For the first Friday of Foodie month, I asked Michelle Melton, of Michelle Melton’s Photography, to share one of her favorite weekend recipes. She graciously shared her thoughts and recipes for gluten-free pizza packets (for convenience) and a favorite gluten-free pizza recipe.
Mixes: Convenience in a box
When baking, there is nothing like a box mix for convenience. Even after I had mastered more complicated baked items from scratch such as pies, yeast breads, and pizza crust, I still enjoyed the results I achieved from box mixes. If I was short on time, the helpfulness of just adding a few wet ingredients to the mix and then popping it in the oven was always tempting. Whether it was pancakes for breakfast or a cake for a celebration, if I was in a hurry, I’d reach for a mix. And mixes can make the gluten-free diet easier to manage.
My first exposure to a gluten-free diet was about 10 years ago. Although I was familiar with celiac disease from textbooks and nutrition classes, I never knew anyone who had it. Celiac seems to be like other diseases that don’t have outward or visible symptoms; the casual observer would never know that a person has it. This was not the case, however, for my friend of mine. From the time I met her several years before, the one thing you could not avoid noticing was her dermatitis-ravaged skin. Her face and neck were especially affected; she was constantly scratching. Doctors assumed it was eczema and prescribed medications to soothe the symptoms but nothing rid her of the flare-ups completely. Then in the spring of 2008, when we met for lunch, the woman sitting across from me was not the friend I had previously known. Clear-skinned and relaxed she explained that a doctor diagnosed her with celiac. It wasn’t eczema at all but a flare-up of the disease. Once she became gluten-free, her dermatitis was under control. Needless to say, I was amazed.

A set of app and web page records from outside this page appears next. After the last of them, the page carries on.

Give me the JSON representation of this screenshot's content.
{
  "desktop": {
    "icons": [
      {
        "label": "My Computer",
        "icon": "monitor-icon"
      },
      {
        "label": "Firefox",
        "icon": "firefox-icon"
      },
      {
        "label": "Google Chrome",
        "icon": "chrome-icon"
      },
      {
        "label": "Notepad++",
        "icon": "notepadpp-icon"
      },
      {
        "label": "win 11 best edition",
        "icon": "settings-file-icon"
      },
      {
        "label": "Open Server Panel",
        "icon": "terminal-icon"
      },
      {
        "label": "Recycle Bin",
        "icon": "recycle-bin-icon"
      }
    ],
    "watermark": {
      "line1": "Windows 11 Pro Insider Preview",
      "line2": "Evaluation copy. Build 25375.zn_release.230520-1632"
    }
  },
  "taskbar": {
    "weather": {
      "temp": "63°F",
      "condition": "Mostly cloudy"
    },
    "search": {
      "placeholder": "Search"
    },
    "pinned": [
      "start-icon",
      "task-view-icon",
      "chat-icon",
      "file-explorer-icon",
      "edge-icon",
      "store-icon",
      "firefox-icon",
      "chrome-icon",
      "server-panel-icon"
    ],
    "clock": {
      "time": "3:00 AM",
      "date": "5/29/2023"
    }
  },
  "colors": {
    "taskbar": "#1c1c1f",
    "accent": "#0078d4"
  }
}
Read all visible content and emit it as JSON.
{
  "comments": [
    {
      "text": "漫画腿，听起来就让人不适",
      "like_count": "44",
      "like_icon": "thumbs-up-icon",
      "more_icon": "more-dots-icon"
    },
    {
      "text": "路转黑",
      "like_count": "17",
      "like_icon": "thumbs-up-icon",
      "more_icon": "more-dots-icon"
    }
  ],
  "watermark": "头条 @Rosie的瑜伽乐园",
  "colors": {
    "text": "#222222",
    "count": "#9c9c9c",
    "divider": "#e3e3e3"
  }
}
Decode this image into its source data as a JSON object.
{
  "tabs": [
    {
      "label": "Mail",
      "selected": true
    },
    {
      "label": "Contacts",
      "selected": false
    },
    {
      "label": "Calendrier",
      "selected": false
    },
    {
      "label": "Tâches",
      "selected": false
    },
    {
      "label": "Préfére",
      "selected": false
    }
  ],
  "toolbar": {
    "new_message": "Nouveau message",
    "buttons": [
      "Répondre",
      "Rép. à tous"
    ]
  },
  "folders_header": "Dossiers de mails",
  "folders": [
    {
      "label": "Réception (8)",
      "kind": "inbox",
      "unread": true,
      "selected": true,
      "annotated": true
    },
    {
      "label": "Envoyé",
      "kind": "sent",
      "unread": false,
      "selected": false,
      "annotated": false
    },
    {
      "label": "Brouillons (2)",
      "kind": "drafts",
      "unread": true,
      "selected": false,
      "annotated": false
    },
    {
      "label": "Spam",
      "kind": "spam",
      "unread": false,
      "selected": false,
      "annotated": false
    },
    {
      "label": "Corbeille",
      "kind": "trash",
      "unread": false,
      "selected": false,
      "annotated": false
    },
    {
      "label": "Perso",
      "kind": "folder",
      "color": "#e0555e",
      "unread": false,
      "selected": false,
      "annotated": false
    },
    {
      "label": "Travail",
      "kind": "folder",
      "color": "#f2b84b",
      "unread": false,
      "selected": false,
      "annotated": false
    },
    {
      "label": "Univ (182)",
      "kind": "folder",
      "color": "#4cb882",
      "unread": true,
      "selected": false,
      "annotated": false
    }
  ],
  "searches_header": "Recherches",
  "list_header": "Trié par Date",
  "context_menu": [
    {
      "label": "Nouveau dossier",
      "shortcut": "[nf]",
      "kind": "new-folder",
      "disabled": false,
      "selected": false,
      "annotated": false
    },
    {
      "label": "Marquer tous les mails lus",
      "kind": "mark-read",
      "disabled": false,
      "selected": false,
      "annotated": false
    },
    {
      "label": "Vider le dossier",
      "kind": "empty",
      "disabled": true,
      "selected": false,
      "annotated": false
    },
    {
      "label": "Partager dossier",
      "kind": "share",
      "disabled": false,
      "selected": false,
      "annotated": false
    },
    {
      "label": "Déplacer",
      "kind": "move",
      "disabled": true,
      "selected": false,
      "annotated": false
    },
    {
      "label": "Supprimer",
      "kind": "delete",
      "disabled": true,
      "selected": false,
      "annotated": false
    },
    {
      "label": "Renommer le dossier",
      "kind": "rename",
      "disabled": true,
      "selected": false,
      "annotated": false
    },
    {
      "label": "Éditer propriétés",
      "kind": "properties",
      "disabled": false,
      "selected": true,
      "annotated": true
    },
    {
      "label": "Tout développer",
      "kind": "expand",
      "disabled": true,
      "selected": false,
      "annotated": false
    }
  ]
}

I began to investigate (sort of toe tipping into the water) gluten-free recipes to see if a diet change would make managing my Hashimoto’s Thyroiditis easier. Since gluten sensitivity causes inflammation, I was curious if at least reducing gluten in my diet would ease the stress on my thyroid. Ten years ago, however, the problem was every gluten-free recipe called for a different flour blend. There was little overlap; one blend would not give the same results when used in a different type of recipe. At the time, I tried making the flour blends that the cookbooks recommended but they required so many ingredients and the taste left a lot to be desired so eventually I gave up.
In recent years, it has become economically advantageous for some companies to cater to the gluten-free diet. First, only specialty grocery stores carried mixes and already baked products but now major chain stores carry them as well. I liked the convenience of mixes because I no longer needed a specific flour blend for every item I wanted to bake. In some cases, the taste was still an issue but I found my favorites and used those often. While we were not totally gluten-free, these new offerings made it easier to include gluten-free snacks and baked products in our diet.